Exercise directions:
Throughout the records below, find each line holding "this" and copy it.
----- Supplied data -----
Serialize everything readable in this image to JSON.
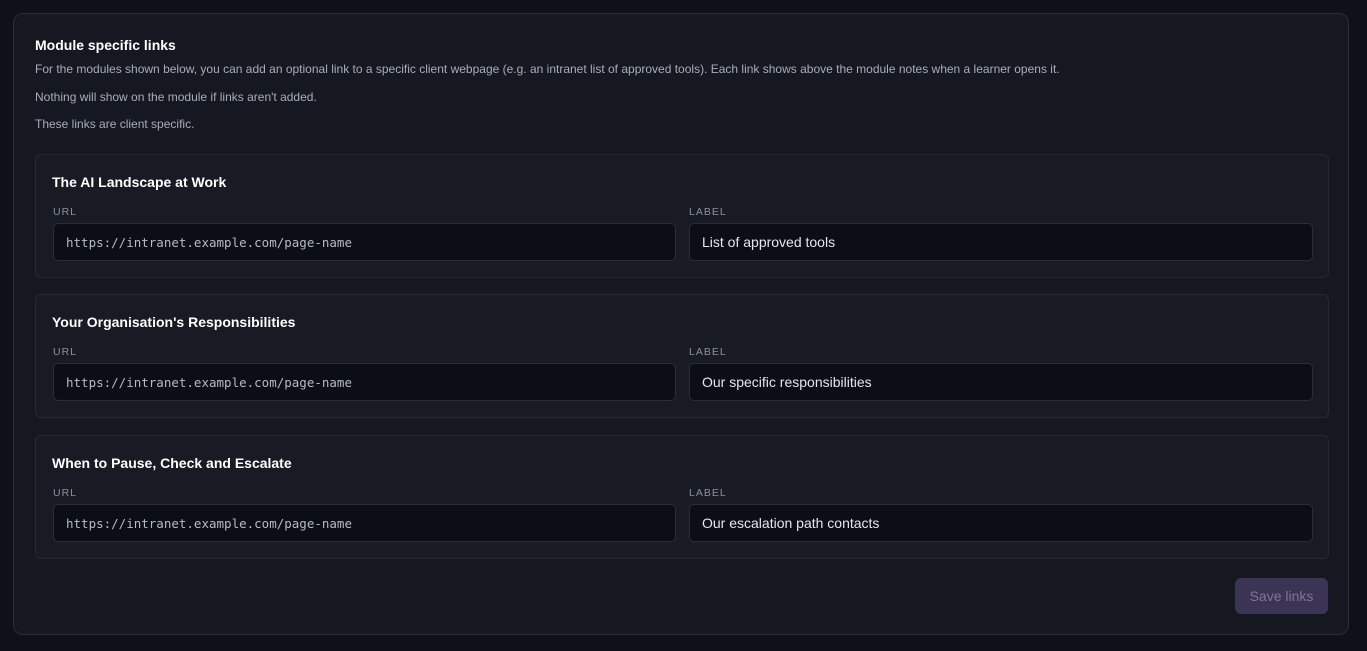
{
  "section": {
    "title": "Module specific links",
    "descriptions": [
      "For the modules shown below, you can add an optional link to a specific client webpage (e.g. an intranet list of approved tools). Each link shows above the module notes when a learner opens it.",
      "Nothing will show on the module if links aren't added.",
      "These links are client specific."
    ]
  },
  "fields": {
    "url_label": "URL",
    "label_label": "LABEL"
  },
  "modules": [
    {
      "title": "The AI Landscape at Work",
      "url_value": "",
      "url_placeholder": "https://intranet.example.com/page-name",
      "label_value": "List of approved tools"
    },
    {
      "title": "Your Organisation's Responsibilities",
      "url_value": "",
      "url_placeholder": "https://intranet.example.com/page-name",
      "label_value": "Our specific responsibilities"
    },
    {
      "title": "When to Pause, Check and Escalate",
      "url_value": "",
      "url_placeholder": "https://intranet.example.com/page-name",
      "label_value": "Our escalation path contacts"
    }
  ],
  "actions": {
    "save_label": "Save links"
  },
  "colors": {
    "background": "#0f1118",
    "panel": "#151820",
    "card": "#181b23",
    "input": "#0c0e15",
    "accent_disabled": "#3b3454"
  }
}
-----
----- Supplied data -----
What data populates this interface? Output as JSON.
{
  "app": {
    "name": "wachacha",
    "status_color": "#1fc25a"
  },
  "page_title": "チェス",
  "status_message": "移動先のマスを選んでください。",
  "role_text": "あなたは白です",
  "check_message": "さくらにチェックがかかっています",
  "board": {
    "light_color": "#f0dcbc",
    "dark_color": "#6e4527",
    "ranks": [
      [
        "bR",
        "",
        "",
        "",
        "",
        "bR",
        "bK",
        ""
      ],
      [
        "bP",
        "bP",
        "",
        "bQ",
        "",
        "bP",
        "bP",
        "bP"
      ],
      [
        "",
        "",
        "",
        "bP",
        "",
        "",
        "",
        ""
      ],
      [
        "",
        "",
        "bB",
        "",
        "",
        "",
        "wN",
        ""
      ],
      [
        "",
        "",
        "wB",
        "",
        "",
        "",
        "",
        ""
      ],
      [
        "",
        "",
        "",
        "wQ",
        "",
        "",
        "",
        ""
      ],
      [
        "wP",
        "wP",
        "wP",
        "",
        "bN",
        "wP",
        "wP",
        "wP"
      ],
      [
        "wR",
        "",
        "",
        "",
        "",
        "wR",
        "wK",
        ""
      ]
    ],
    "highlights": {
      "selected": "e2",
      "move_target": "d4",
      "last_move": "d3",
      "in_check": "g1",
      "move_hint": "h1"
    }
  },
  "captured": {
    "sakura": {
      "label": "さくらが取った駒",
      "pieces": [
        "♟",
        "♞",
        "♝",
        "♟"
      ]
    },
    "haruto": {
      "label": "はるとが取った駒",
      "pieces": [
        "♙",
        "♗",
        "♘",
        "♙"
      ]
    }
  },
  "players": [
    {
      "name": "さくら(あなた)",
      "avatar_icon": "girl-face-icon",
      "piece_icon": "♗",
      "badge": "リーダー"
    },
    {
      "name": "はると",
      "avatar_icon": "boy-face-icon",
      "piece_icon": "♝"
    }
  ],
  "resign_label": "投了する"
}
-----
Solution below:
Serialize everything readable in this image to JSON.
What data populates this interface? Output as JSON.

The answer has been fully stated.